Referenced by
Citing PatentFiling datePublication dateApplicantTitle
US7628467 *Apr 16, 2007Dec 8, 2009Silverbrook Research Pty LtdMobile telecommunications device with closely arranged printhead and media drive
US7997682 *Nov 15, 2009Aug 16, 2011Silverbrook Research Pty LtdMobile telecommunications device having printhead
US20080259112 *Apr 20, 2007Oct 23, 2008David OlsenPrinting device having supply of colorant that is non-refillable and at least substantially non-removable from end user perspective
US20120050417 *Jul 22, 2011Mar 1, 2012David OlsenPrinting device having supply of colorant that is non-refillable and at least substantially non-removable from end user perspective
Classifications
U.S. Classification358/1.1
International ClassificationB41J29/38, B41J29/393, B41J29/02
Cooperative ClassificationB41J29/38, B41J29/02
European ClassificationB41J29/02, B41J29/38
Legal Events

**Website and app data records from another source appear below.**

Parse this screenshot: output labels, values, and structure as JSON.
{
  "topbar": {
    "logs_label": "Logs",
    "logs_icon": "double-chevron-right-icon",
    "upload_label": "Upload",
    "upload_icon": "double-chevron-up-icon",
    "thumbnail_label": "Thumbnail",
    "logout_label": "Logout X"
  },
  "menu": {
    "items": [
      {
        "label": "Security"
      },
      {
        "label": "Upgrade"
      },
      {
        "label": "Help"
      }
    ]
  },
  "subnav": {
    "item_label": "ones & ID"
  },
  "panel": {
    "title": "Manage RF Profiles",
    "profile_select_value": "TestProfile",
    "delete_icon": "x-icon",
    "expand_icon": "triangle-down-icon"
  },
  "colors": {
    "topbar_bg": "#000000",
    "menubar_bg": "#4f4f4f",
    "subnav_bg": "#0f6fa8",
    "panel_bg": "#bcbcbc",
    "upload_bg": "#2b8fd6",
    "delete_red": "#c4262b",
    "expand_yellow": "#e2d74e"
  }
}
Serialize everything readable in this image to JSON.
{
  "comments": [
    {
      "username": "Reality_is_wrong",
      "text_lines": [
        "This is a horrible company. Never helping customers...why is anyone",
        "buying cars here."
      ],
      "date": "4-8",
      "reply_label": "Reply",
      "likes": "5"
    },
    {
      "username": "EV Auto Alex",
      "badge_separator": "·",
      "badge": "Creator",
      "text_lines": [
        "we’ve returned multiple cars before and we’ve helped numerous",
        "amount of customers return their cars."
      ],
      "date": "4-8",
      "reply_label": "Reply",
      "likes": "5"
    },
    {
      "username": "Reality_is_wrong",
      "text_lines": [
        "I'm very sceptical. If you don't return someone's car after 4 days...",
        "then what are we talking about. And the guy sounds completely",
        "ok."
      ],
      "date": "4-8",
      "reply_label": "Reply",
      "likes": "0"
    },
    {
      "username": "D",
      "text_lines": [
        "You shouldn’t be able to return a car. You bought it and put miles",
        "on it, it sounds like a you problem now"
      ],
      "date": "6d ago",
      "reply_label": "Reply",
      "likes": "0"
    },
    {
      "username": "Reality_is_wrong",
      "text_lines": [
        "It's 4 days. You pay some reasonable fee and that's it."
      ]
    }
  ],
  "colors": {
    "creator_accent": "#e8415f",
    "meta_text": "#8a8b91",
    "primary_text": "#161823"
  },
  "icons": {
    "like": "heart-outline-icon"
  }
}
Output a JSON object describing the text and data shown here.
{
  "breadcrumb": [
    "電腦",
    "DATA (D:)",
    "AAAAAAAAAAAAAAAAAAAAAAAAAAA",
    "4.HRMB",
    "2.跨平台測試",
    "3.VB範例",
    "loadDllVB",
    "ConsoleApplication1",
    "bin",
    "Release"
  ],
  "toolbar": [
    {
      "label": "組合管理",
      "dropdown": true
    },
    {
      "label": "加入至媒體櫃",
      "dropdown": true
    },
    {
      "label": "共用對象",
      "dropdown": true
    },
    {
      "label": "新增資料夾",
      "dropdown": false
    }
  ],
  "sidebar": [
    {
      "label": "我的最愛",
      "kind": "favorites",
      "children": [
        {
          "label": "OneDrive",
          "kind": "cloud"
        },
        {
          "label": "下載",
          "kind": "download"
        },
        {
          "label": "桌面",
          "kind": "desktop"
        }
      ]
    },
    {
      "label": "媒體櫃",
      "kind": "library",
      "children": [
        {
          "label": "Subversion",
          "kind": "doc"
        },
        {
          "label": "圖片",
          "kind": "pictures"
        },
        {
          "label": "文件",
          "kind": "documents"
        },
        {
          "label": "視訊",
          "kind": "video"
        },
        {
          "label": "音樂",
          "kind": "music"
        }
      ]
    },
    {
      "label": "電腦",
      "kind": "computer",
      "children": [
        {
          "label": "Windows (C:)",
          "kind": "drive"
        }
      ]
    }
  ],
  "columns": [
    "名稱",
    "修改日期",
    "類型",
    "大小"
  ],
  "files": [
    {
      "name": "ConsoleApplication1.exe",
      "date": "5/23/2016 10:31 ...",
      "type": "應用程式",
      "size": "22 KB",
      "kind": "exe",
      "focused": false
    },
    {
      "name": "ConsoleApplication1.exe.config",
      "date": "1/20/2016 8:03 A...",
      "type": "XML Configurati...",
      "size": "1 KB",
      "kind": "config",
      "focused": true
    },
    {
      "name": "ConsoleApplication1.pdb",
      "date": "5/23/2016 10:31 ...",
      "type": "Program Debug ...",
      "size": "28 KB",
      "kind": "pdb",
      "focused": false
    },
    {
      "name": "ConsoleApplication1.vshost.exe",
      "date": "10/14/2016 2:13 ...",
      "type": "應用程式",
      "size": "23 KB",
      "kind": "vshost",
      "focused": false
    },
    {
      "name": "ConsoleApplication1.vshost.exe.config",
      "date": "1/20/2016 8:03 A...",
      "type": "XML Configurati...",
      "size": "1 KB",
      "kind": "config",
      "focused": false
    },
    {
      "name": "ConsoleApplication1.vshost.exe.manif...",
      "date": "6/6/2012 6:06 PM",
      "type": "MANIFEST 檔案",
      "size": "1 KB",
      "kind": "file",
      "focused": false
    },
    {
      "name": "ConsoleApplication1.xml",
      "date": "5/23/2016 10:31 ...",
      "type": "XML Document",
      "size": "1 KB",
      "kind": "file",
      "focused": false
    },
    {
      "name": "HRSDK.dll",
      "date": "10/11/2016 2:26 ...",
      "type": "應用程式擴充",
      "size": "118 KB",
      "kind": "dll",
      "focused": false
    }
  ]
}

DateCodeEventDescription
Feb 12, 2004ASAssignment
Owner name: HEWLETT-PACKARD DEVELOPMENT COMPANY, L.P., TEXAS
Free format text: ASSIGNMENT OF ASSIGNORS INTEREST;ASSIGNORS:DIXON, BRADFORD N.;MEYER, JOHN F.;TOWERY, DAVID C.;REEL/FRAME:014331/0746;SIGNING DATES FROM 20030805 TO 20030807
Aug 9, 2003ASAssignment
Owner name: HEWLETT-PACKARD DEVELOPMENT COMPANY, L.P., TEXAS
Free format text: ASSIGNMENT OF ASSIGNORS INTEREST;ASSIGNORS:DIXON, BRADFORD N.;MEYER, JOHN F.;TOWERY, DAVID C.;REEL/FRAME:014386/0100;SIGNING DATES FROM 20030805 TO 20030807